When minutes matter

By Karen BartholetFebruary 11, 2019

medical emergency
(Photo Credit: U.S. Army) VIEW ORIGINAL

A stroke is a medical emergency. It can be debilitating and even life-threatening.

According to the Centers for Disease Control and Prevention, 140,000 people in the United States have a stroke each year.

The CDC reports it is the fifth leading cause of death.

Recognizing the signs and symptoms of a stroke is crucial. Quick intervention is important to minimize brain damage and even death.

A stroke occurs when the blood supply to the brain is compromised.

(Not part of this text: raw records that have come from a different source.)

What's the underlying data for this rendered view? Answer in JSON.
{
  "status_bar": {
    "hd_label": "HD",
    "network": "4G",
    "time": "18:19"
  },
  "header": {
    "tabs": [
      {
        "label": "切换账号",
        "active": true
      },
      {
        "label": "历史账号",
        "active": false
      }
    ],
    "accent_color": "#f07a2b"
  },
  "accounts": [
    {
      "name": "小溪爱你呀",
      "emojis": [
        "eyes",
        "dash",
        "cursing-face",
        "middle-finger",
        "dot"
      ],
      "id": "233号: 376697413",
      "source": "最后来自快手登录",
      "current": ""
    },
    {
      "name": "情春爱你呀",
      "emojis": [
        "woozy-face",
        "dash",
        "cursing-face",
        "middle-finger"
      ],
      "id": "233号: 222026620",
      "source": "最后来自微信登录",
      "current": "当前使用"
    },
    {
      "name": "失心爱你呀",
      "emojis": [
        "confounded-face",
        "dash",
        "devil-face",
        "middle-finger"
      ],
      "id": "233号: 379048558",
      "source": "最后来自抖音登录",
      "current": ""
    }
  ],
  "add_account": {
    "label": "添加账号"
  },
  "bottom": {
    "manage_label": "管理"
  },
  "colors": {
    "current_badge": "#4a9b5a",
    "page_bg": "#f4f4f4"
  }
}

This can be a result of blockage in the blood vessel or if a blood vessel in the brain bursts.

If the blood supply is disrupted, the brain cannot get enough vital oxygen and nutrients, causing brain cells to die.

There are some risk factors that people cannot control to reduce their chance of having a stroke. Age, race and family history are a few examples.

The risk factors people can control include being overweight, an inactive lifestyle, use of tobacco products, or a tendency to drink heavily.

Medical conditions that increase the odds of a stroke include high blood pressure, high cholesterol, heart disease, diabetes and sickle cell. It is important to work with a primary care physician to control these conditions and/or try to eliminate them.

The best way to prevent a stroke is to make healthy lifestyle choices:

◾Get at least seven hours of quality sleep every night.

◾Eat a healthy diet and maintain a healthy weight.

◾Aim for one 150 minutes of moderate aerobic activity weekly, two to three strength training sessions weekly and 10,000 steps in your day.

◾Avoid tobacco.

◾Avoid alcohol or drink in moderation.

Know the signs and symptoms of a stroke. By knowing the signs and symptoms, people can react quickly.

Signs of stroke include:

◾Numbness, weakness or inability to move parts of the face, arms or legs, particularly on one side

◾Confusion, difficulty speaking or understanding others

◾Vision problems in one or both eyes

◾Difficulty walking, dizziness, loss of balance or lack of coordination

◾Severe headache with no cause

If you think you or someone else is having a stroke, quick action is crucial. Minutes matter to improve the outcome of a person experiencing a stroke.

Use FAST to remember the warning signs and help to know what to do:

◾F -- Face: Ask the person to smile. Does one side of the face droop?

◾A -- Arms: Ask the person to raise both arms. Does one arm drift downward?

◾S -- Speech: Ask the person to repeat a simple phrase. Is the speech slurred or strange?

◾T -- Time: If you observe any of these signs, call 911 immediately.

Editor's note: For more information about stroke, visit https://www.cdc.gov/stroke/index.htm or go to http://www.stroke.org/understand-stroke/recognizing-stroke/act-fast